If the main elements of the European proposal are implemented, Russia’s war in Ukraine could have a huge, if unintended, consequence: it could accelerate Europe’s transition away from fossil fuels.
“Developments in energy markets over the past few months have underscored the need to accelerate the transition to clean energy and sustainably reduce our dependence on natural gas imports,” the draft document said. “Diversification of supply, frontloading of renewable energies and improvement of energy efficiency are the best insurance against price shocks.”
To reduce Europe’s dependence on Russia, many new infrastructures are being built to absorb liquefied gas from the United States and elsewhere. In Europe, as my colleagues Liz Alderman and Stanley Reed told me recently, LNG import terminals are already being extended in Belgium and Poland; a new one has recently been approved in Greece with funding from the European Union; Germany accelerated the construction of two new import terminals this week.
In the United States, noted my colleague Clifford Krauss, a new LNG export facility is expected to begin operating at Calcasieu Pass, Louisiana, this year; expansions are underway at two Texas export facilities; and 10 other export projects are under consideration. Nearly a quarter of US LNG exports went to Europe in 2021. In recent months, Europe has been the top destination for US exports.
So, could Europe survive without Russian gas next winter?
Recent analysis by Bruegel, a Brussels-based think tank, suggests this could be the case, but not without reducing demand, changing regulations and spending a lot more money. Some Europeans seem to be taking steps to protect themselves. Electric heat pumps, one of the most cost-effective ways to replace gas boilers, have spread rapidly across Europe for the first time in 2021, but nowhere as fast as needed, as project manager Jan Rosenow regulatory assistance, explained in a Twitter thread this week.
Britain, meanwhile, has said it intends to continue drilling in its part of the North Sea, but its business and energy secretary, Kwasi Kwarteng, said this week that his country’s energy security should ultimately come from renewables, which in Britain includes nuclear power.

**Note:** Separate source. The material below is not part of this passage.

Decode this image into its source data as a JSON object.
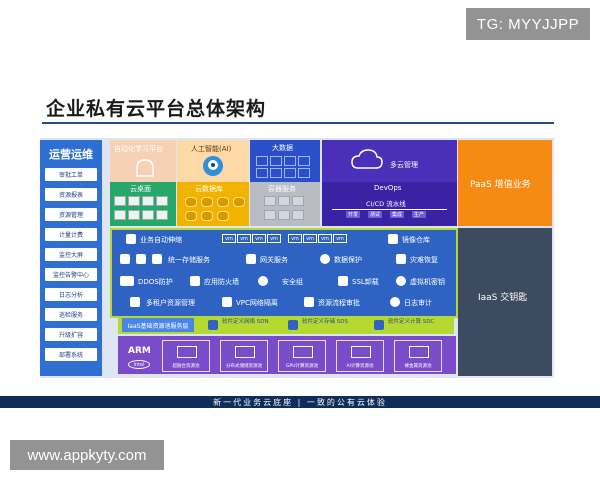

“It would be utter madness to shut down our national gas source,” he said on Twitter. “But the long-term solution is obvious: gas is more expensive than renewables, so we need to move away from gas.”